The Tone Curve tool, as we’ve explained before, is one of the most powerful and effective editing tools in all of Lightroom. But it’s also one of the most intimidating.
So, if you’re still haven’t 100% mastered Tone Curve, it’s always good for a refresher course and the below tutorial on how to use this Lightroom feature is a great resource. In the video, Ryan from Signature Edits walks you through how to use Tone Curve to make your photos pop and look more professional.
“The tone curve looks scary but once you learn to master this Lightroom develop tool you’ll be miles ahead in your photo editing,” Ryan says. “Today we’re going to look at what the tone curve is for, how to use the tone curve, and adding effects such as filmic fade and split toning.”
He adds that there are quite a few reasons to use the Tone Curve tool in Lightroom rather than other settings.
“REASON 1) it allows for SELECTIVE contrast. With the contrast slider you have one set way to add contrast – Its either on or off. With the tone curve, you can add contrast in a specific portion of your image without affecting other portions – add more contrast in JUST the highlights, or JUST the mid tones etc.
REASON 2) the tone curve RGB panel lets you control the levels of blacks and whites to reduce contrast.
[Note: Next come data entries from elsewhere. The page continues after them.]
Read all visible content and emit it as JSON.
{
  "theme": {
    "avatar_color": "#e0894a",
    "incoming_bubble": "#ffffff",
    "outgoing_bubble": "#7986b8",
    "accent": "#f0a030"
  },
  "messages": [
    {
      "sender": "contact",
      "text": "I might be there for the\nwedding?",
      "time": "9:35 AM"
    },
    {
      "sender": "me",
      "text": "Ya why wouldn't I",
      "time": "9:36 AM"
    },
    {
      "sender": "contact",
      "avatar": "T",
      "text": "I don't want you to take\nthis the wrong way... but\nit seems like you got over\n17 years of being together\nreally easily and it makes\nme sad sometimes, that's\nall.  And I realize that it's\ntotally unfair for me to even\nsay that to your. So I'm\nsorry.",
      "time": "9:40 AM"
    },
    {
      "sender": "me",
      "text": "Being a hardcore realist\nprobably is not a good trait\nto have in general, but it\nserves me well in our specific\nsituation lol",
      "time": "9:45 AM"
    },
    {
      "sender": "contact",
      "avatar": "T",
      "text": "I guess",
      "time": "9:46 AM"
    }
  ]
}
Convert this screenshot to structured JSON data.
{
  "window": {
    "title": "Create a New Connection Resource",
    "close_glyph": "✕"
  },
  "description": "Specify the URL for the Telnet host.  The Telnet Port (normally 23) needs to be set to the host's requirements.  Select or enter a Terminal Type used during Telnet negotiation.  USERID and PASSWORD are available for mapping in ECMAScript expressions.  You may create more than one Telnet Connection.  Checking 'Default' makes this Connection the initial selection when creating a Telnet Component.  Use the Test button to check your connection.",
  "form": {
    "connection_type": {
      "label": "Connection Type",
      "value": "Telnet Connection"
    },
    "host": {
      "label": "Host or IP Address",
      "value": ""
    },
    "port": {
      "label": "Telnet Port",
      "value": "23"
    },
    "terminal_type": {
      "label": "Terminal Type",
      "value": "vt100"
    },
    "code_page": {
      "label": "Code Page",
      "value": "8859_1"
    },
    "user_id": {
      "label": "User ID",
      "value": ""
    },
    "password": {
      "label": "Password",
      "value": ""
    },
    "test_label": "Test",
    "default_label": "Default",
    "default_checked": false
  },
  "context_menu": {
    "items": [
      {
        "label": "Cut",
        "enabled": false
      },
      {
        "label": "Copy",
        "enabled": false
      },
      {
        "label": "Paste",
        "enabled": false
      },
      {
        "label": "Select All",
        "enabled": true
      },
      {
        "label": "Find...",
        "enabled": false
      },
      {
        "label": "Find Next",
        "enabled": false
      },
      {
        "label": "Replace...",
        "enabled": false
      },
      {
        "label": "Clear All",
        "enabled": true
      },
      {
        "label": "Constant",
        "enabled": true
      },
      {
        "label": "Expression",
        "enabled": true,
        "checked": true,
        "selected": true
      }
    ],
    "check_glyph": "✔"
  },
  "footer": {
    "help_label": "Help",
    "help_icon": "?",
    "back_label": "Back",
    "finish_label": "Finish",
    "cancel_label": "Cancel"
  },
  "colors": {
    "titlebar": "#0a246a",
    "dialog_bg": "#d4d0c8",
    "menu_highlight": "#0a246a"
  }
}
The contrast slider only allows you to ADD contrast.
REASON 3) the tone curve lets you set custom black points and white point, allowing you to add a filmic feel to your images and dial in the exact amount of fade you want.
REASON 4) the red, green and blue portions of the tone curve allow you to do all of this with SPECIFIC color channels – Which means you can tweak color balance in your image, add / remove tones in specific areas (darken greens in JUST the shadows for instance) – Whereas the hsl panel luminance only lets you darken / brighten the greens as a whole. “
As we said in the headline to this post, Tone Curve really is amazing!
“Overall, the reason is for more control and targeted adjustments,” Ryan concludes. “There are a LOT of things you can do with the tone curve, many of which can’t be done anywhere else in Lightroom.”